* ABOUT THIS TASK *
Which lines of the listing hold the string "Oliver"? Show each of them.

◆ ◆ ◆ ◆ ◆ ◆ ◆

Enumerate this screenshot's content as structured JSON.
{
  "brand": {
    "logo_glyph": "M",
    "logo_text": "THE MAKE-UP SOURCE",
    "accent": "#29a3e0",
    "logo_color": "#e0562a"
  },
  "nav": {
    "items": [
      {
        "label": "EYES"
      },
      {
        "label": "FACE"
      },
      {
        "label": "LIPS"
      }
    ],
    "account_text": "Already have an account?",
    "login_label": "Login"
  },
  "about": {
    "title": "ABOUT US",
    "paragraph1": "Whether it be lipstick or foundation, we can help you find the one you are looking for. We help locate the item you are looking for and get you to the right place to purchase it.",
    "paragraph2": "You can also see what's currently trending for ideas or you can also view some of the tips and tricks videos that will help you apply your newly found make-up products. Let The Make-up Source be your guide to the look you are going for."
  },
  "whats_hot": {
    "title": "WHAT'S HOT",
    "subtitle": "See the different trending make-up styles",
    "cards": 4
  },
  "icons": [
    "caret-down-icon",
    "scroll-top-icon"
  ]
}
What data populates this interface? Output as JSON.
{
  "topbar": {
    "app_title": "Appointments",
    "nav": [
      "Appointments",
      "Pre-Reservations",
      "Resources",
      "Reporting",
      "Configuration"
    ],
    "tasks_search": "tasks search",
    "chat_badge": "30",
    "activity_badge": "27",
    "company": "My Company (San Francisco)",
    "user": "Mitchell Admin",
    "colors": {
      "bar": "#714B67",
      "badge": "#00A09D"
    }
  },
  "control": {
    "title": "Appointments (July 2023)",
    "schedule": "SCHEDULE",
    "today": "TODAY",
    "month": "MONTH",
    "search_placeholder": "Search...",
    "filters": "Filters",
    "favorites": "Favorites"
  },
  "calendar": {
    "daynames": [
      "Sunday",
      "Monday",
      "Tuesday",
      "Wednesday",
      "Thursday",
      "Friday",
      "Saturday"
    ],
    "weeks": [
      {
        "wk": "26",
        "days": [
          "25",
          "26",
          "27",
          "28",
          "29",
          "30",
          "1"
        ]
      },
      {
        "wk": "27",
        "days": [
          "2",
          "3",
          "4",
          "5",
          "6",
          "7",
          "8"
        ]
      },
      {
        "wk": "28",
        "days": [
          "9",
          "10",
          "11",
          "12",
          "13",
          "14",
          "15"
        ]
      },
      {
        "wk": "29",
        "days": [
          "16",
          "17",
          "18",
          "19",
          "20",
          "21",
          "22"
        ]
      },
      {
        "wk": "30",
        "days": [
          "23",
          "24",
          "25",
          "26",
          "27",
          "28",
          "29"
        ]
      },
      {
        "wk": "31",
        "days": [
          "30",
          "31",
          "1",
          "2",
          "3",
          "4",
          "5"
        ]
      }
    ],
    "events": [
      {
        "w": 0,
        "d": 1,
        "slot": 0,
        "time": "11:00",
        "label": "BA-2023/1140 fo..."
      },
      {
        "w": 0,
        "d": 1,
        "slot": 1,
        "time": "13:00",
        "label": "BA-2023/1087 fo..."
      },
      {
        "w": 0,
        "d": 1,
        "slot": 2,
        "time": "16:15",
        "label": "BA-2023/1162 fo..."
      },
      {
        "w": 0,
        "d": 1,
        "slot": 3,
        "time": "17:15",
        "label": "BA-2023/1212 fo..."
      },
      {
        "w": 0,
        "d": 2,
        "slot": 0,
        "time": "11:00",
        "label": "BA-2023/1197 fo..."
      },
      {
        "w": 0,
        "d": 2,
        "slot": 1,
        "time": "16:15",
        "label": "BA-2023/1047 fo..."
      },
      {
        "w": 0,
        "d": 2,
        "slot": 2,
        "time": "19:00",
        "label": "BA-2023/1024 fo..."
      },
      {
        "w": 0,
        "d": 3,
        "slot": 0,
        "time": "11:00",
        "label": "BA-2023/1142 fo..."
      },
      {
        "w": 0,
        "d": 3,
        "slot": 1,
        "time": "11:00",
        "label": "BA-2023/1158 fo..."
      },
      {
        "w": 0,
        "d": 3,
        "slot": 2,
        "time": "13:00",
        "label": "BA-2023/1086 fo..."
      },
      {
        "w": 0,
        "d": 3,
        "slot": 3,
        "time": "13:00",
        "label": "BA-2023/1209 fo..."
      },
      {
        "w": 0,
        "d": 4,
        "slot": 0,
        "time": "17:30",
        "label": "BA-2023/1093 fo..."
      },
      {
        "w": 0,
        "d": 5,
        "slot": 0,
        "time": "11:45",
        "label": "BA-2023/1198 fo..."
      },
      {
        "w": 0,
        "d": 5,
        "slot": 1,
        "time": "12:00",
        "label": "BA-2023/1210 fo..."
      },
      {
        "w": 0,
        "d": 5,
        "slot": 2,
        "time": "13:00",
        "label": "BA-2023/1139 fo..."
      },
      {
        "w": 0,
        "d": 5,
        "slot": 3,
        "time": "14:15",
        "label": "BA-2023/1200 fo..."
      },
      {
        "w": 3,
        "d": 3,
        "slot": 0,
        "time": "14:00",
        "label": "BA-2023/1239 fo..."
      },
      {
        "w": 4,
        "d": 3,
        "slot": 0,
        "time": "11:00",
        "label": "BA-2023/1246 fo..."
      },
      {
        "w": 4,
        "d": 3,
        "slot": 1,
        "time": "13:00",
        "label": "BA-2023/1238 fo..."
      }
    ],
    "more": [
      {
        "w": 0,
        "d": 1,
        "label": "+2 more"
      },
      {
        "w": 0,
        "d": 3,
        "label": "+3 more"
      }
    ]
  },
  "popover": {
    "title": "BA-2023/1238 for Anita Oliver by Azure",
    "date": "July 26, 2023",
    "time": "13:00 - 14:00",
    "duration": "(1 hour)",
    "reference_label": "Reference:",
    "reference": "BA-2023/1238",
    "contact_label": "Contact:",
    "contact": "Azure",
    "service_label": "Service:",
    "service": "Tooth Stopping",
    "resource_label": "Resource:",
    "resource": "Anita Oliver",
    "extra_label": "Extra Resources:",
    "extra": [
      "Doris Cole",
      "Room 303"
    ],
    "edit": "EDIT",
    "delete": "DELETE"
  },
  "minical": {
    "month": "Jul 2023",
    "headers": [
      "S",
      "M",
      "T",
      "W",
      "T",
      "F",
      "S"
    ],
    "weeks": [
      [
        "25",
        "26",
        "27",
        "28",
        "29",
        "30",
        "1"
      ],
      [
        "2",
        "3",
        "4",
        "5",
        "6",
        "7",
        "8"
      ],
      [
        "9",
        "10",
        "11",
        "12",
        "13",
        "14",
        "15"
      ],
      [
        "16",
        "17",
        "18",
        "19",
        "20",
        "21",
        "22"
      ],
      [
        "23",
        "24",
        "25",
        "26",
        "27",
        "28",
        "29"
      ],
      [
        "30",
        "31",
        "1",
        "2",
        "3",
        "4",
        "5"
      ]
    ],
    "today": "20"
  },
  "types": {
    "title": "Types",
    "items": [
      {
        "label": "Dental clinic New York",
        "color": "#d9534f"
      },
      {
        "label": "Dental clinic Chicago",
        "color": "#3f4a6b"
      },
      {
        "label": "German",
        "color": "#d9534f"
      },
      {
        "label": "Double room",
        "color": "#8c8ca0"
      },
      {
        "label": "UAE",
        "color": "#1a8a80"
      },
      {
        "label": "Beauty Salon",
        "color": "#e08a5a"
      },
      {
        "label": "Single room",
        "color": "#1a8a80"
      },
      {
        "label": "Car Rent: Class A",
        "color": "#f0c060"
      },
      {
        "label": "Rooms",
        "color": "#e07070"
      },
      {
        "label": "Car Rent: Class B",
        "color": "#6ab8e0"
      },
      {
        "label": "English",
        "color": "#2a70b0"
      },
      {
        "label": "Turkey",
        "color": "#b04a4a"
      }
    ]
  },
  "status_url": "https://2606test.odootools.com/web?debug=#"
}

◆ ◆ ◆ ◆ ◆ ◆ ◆

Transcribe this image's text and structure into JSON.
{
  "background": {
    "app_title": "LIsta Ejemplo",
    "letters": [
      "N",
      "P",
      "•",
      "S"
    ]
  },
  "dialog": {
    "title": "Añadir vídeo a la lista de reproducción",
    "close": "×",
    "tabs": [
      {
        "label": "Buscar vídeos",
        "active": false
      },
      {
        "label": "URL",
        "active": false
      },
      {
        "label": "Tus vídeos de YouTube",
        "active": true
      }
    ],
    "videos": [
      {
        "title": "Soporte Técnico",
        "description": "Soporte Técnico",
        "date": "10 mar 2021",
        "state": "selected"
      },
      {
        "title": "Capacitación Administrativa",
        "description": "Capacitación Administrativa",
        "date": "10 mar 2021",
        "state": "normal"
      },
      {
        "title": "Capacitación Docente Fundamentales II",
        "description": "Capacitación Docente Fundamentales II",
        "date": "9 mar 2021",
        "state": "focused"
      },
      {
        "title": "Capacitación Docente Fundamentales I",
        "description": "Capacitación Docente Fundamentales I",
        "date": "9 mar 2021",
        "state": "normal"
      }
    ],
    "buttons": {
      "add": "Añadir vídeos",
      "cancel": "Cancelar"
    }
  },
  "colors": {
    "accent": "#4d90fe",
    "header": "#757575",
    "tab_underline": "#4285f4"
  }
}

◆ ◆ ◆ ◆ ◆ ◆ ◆

* RESULT BELOW *
    "title": "BA-2023/1238 for Anita Oliver by Azure",
    "resource": "Anita Oliver",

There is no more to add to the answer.